- Your host as usual is Tobias Macey and today I’m interviewing Matt Butcher about Fermyon and the impact of WebAssembly on software architecture and deployment across language boundaries
- How did you get introduced to Python?
- For anyone who isn’t familiar with WebAssembly can you give your elevator pitch for why it matters?
- What is the current state of language support for Python in the WASM ecosystem?
- Can you describe what Fermyon is and the story behind it?
- What are your goals with Fermyon and what are the products that you are building to support those goals?
- There has been a steady progression of technologies aimed at better ways to build, deploy, and manage software (e.g. virtualization, cloud, containers, etc.). What are the problems with the previous options and how does WASM address them?
- What are some examples of the types of applications/services that work well in a WASM environment?
- Can you describe how you have architected the Fermyon platform?
- How did you approach the design of the interfaces and tooling to support developer ergonomics?
- How have the design and goals of the platform changed or evolved since you started working on it?
- Can you describe what a typical workflow is for an application team that is using Spin/Fermyon to build and deploy a service?
- What are some of the architectural patterns that WASM/Fermyon encourage?
- What are some of the limitations that WASM imposes on services using it as a runtime? (e.g. system access, threading/multiprocessing, library support, C extensions, etc.)
- What are the new and emerging topics and capabilities in the WASM ecosystem that you are keeping track of?
- With Spin as the core building block of your platform, how are you approaching governance and sustainability of the open source project?
- What are your guiding principles for when a capability belongs in the OSS vs. commercial offerings?
- What are the most interesting, innovative, or unexpected ways that you have seen Fermyon used?
- What are the most interesting, unexpected, or challenging lessons that you have learned while working on Fermyon?
- When is Fermyon the wrong choice?
- What do you have planned for the future of Fermyon?
Keep In Touch
- Thor: Love & Thunder movie
- Remembrance of Earth’s Past trilogy ("Three Body Problem" is the first) by Cixin Liu
- Thank you for listening!
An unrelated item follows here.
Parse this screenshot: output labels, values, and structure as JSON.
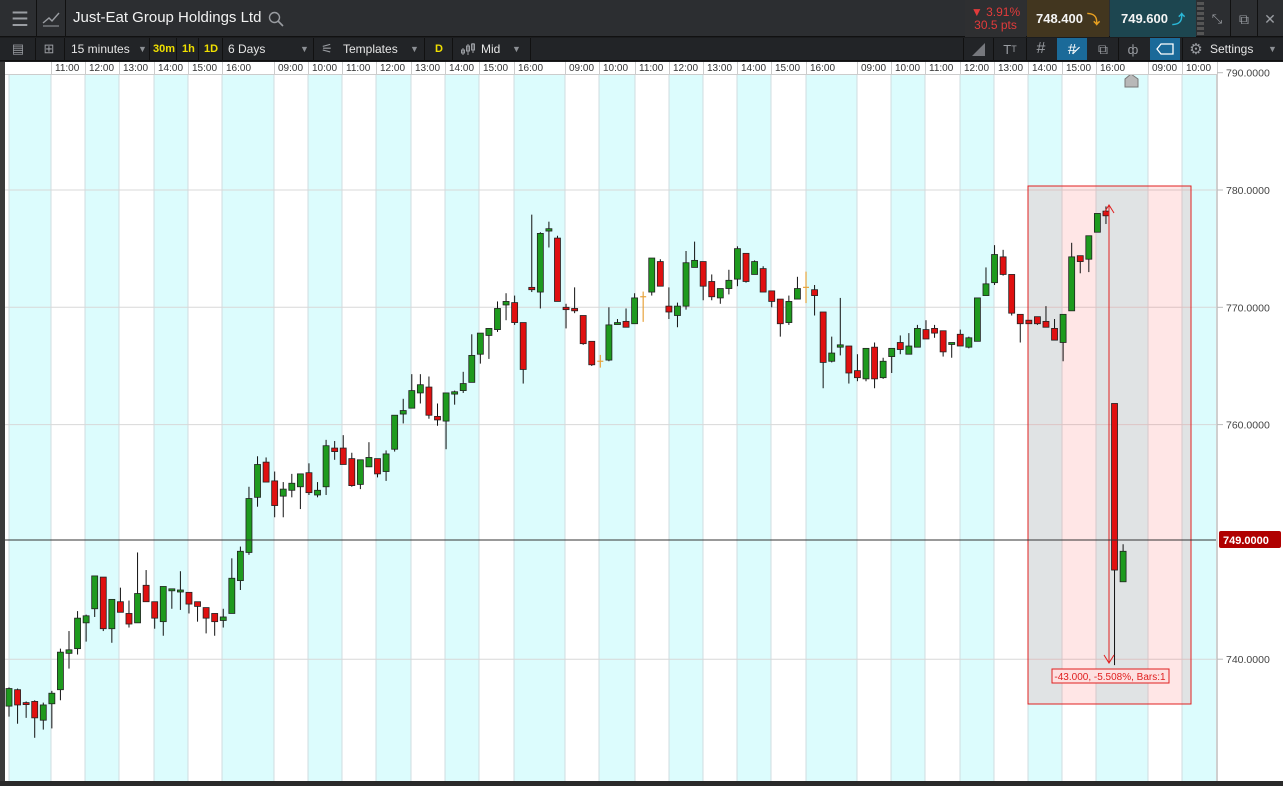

Don’t forget to check out our other shows. The Data Engineering Podcast covers the latest on modern data management. The Machine Learning Podcast helps you go from idea to production with machine learning.
- Visit the site to subscribe to the show, sign up for the mailing list, and read the show notes.
- If you’ve learned something or tried out a project from the show then tell us about it! Email email@example.com) with your story.
- To help other people find the show please leave a review on iTunes and tell your friends and co-workers
- Our Python entry for the Wasm Language Matrix
- SingleStore’s WASI-Python
- Great notes about Wasm support in CPyton
- Pyodide for Python in the Browser
- Web Assembly (WASM)
- Grain WASM language
- Envoy Proxy
- Functions as a Service
- Finicky Whiskers
- Fermyon Spin
- Tree Shaking
- Bytecode Alliance
- Finicky Whiskers Minecraft